After two wrecks during Speedweeks, Matt Kenseth finally made it unscathed to the finish line.
Kenseth nipped Kevin Harvick and Kasey Kahne at the finish line Thursday night to win the first of two Daytona 500 qualifying races.
"It makes up a little bit for the rest of the week — the rest of the week I haven't been very coordinated," Kenseth said. "I was kind of embarrassed walking in the garage. You feel like people are kind of looking at you cross-eyed."
Kenseth led two times for 31 of the 60 laps, but Harvick pulled out on the final lap to make his bid for the victory. Then Kahne pulled out of line to make it three-wide.
But Kenseth stayed on the gas of his Joe Gibbs Racing Toyota on the top of the track and was the first car across the finish line in what fans hope was a preview of Sunday's season-opening race.
"We just had a three-wide finish for the win," Harvick said. "I guess if you guys don't like that, we'll have to try something different."
After the race, Harvick was informed while sitting in the Fox Sports 1 studio as an analyst for the second race that his Chevrolet, sponsored by Budweiser had failed post-race inspection for the first Budweiser Duel.
"Yeah, well, well, that's no good," said Harvick, who will have to start at the back of the Daytona 500 field as penalty. He'll be joining Stewart-Haas Racing teammates Tony Stewart and Danica Patrick, who also have to fall to the back for making unapproved engine changes.
Cole Whitt and Alex Bowman, both rookies, raced their way into the 43-driver field via the available transfer spots.
"It's a huge sigh of relief," said Bowman, who drove a Toyota for BK Racing. "It's huge for me and my family. Shoot, we're in the Daytona 500. It's something I watched every year as a kid."

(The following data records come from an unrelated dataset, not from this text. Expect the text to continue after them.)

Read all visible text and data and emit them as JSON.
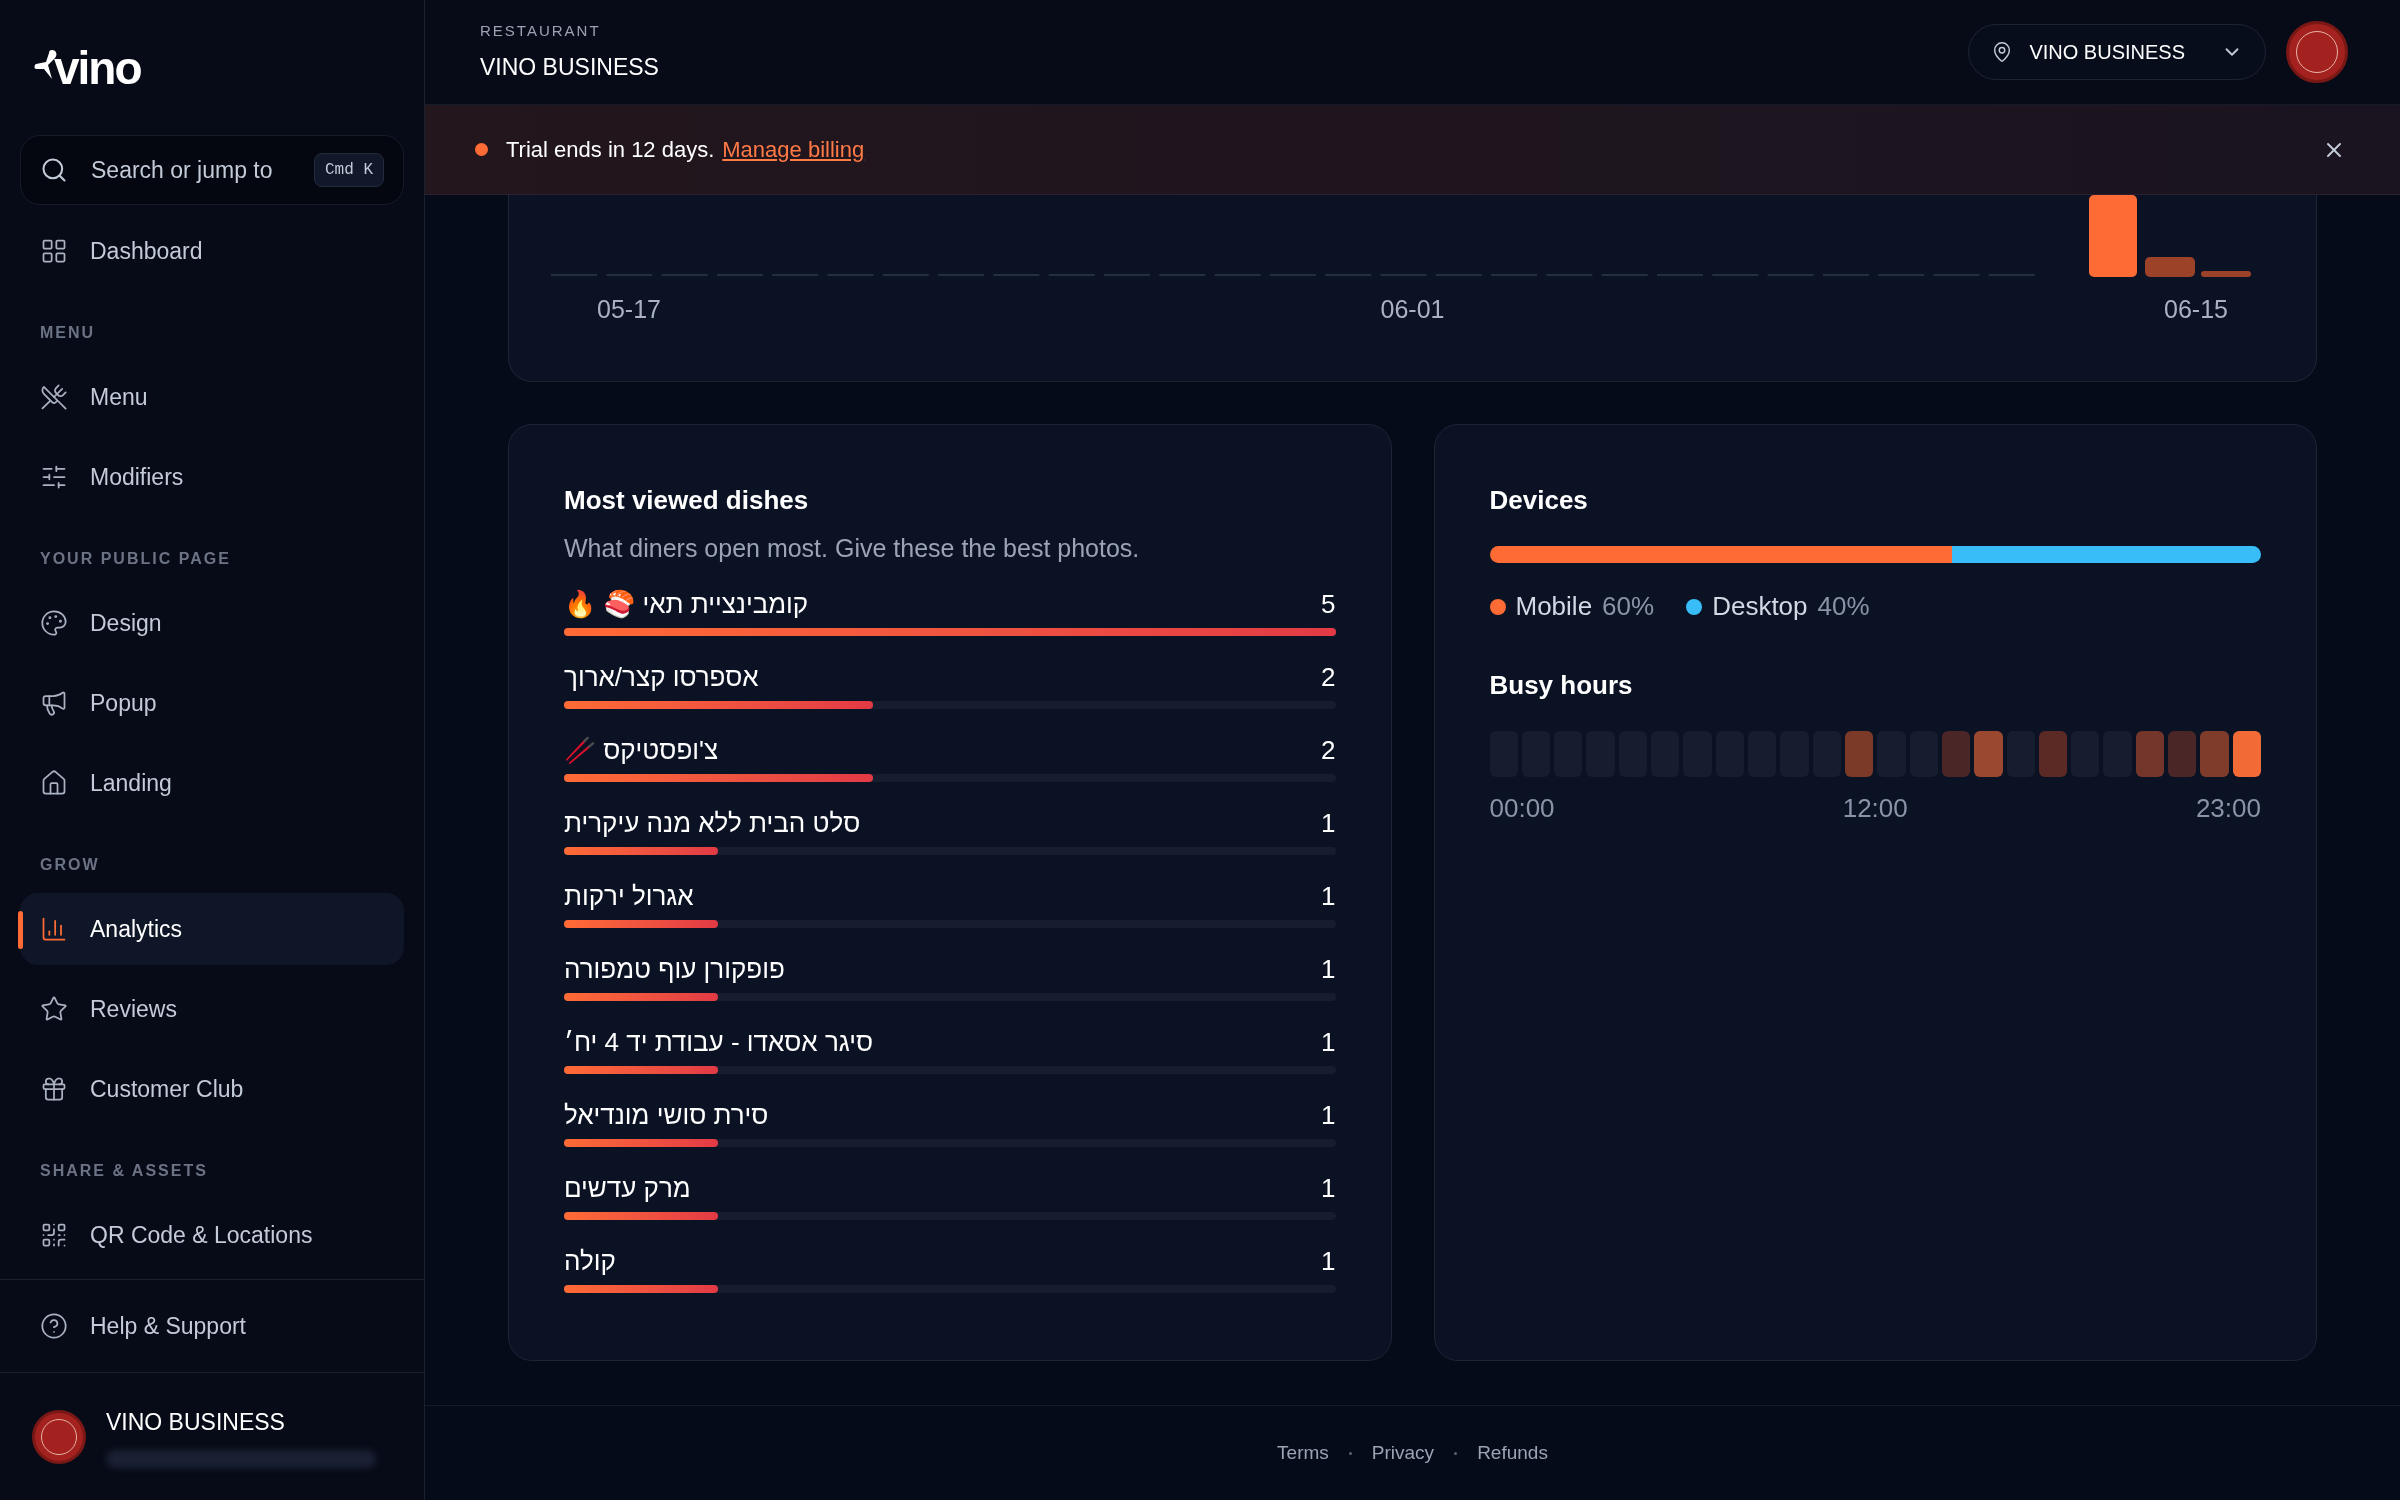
{
  "sidebar": {
    "logo": "vino",
    "search": {
      "placeholder": "Search or jump to",
      "shortcut": "Cmd K"
    },
    "sections": [
      {
        "items": [
          {
            "label": "Dashboard",
            "kind": "dashboard",
            "selected": false
          }
        ]
      },
      {
        "heading": "MENU",
        "items": [
          {
            "label": "Menu",
            "kind": "menu",
            "selected": false
          },
          {
            "label": "Modifiers",
            "kind": "modifiers",
            "selected": false
          }
        ]
      },
      {
        "heading": "YOUR PUBLIC PAGE",
        "items": [
          {
            "label": "Design",
            "kind": "design",
            "selected": false
          },
          {
            "label": "Popup",
            "kind": "popup",
            "selected": false
          },
          {
            "label": "Landing",
            "kind": "landing",
            "selected": false
          }
        ]
      },
      {
        "heading": "GROW",
        "items": [
          {
            "label": "Analytics",
            "kind": "analytics",
            "selected": true
          },
          {
            "label": "Reviews",
            "kind": "reviews",
            "selected": false
          },
          {
            "label": "Customer Club",
            "kind": "club",
            "selected": false
          }
        ]
      },
      {
        "heading": "SHARE & ASSETS",
        "items": [
          {
            "label": "QR Code & Locations",
            "kind": "qr",
            "selected": false
          }
        ]
      }
    ],
    "help": {
      "label": "Help & Support",
      "kind": "help",
      "selected": false
    },
    "user": {
      "name": "VINO BUSINESS"
    }
  },
  "header": {
    "eyebrow": "RESTAURANT",
    "title": "VINO BUSINESS",
    "location": "VINO BUSINESS"
  },
  "banner": {
    "text": "Trial ends in 12 days.",
    "link": "Manage billing"
  },
  "views_chart": {
    "x_labels": [
      "05-17",
      "06-01",
      "06-15"
    ]
  },
  "dishes": {
    "title": "Most viewed dishes",
    "subtitle": "What diners open most. Give these the best photos.",
    "rows": [
      {
        "name": "קומבינציית תאי 🍣 🔥",
        "count": "5",
        "level": 1
      },
      {
        "name": "אספרסו קצר/ארוך",
        "count": "2",
        "level": 0.4
      },
      {
        "name": "צ'ופסטיקס 🥢",
        "count": "2",
        "level": 0.4
      },
      {
        "name": "סלט הבית ללא מנה עיקרית",
        "count": "1",
        "level": 0.2
      },
      {
        "name": "אגרול ירקות",
        "count": "1",
        "level": 0.2
      },
      {
        "name": "פופקורן עוף טמפורה",
        "count": "1",
        "level": 0.2
      },
      {
        "name": "סיגר אסאדו - עבודת יד 4 יח׳",
        "count": "1",
        "level": 0.2
      },
      {
        "name": "סירת סושי מונדיאל",
        "count": "1",
        "level": 0.2
      },
      {
        "name": "מרק עדשים",
        "count": "1",
        "level": 0.2
      },
      {
        "name": "קולה",
        "count": "1",
        "level": 0.2
      }
    ]
  },
  "devices": {
    "title": "Devices",
    "segments": [
      {
        "label": "Mobile",
        "value": "60%",
        "level": 0.6,
        "color": "#ff6b35"
      },
      {
        "label": "Desktop",
        "value": "40%",
        "level": 0.4,
        "color": "#38bdf8"
      }
    ],
    "busy_title": "Busy hours",
    "hours": [
      {
        "color": "#161d2e"
      },
      {
        "color": "#161d2e"
      },
      {
        "color": "#161d2e"
      },
      {
        "color": "#161d2e"
      },
      {
        "color": "#161d2e"
      },
      {
        "color": "#161d2e"
      },
      {
        "color": "#161d2e"
      },
      {
        "color": "#161d2e"
      },
      {
        "color": "#161d2e"
      },
      {
        "color": "#161d2e"
      },
      {
        "color": "#161d2e"
      },
      {
        "color": "#7a3a27"
      },
      {
        "color": "#161d2e"
      },
      {
        "color": "#161d2e"
      },
      {
        "color": "#4a2626"
      },
      {
        "color": "#9a4830"
      },
      {
        "color": "#161d2e"
      },
      {
        "color": "#5c2a24"
      },
      {
        "color": "#161d2e"
      },
      {
        "color": "#161d2e"
      },
      {
        "color": "#74362a"
      },
      {
        "color": "#4a2626"
      },
      {
        "color": "#803c2b"
      },
      {
        "color": "#f26a35"
      }
    ],
    "hour_labels": [
      "00:00",
      "12:00",
      "23:00"
    ]
  },
  "footer": {
    "links": [
      "Terms",
      "Privacy",
      "Refunds"
    ]
  }
}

Whitt battled back in a car that was damaged in Wednesday's practice and had to be rebuilt after teammate Parker Kligerman also wrecked. Kligerman needed a backup car, and Swan Racing only had one, so the team was forced to rebuild Whitt's Toyota.
Kligerman was in the same 150-mile qualifying race as Whitt, but finished 18th and didn't transfer into the Daytona 500. He had to wait for the second Budweiser 150 Mile to see if he made the field.
It was a wild turn of events for Kligerman, who was turned upside down for the first time in his career in Wednesday's wreck, then landed a sponsor for the Daytona 500 in Lending Tree on Thursday morning, then had to sweat out his spot in the "Great American Race."
Kligerman's backup car wasn't as good as his primary, and he struggled on the final lap, when he dropped from ninth to 18th.
"I actually had my wheel all set wrong, so I was fighting with a wheel in the wrong position," he said. "It felt like we were going to have a solid finish there. Then (Greg) Biffle started hitting me in the bumper pretty hard. I looked down and my gauges were flashing. I suddenly started to lose power, lose power, lose power until it was cut off. I pulled down because I didn't want to get wrecked, obviously, because we can make it in on points.
"I tried to see if we could make something happen on the bottom. But we missed it by two or three spots. Hopefully, we get in on points."
Josh Wise, driving for underfunded Phil Parsons Racing, finished sixth in the first race to make the Daytona 500.
"It's a big burden lifted off, for sure. Sleep has been light this week," Wise said.
Michael McDowell, who has three previous starts in the Daytona 500, was eliminated from the field in the first qualifying race. So was Dave Blaney, who withdrew because he didn't have a backup car after wrecking in Wednesday's practice.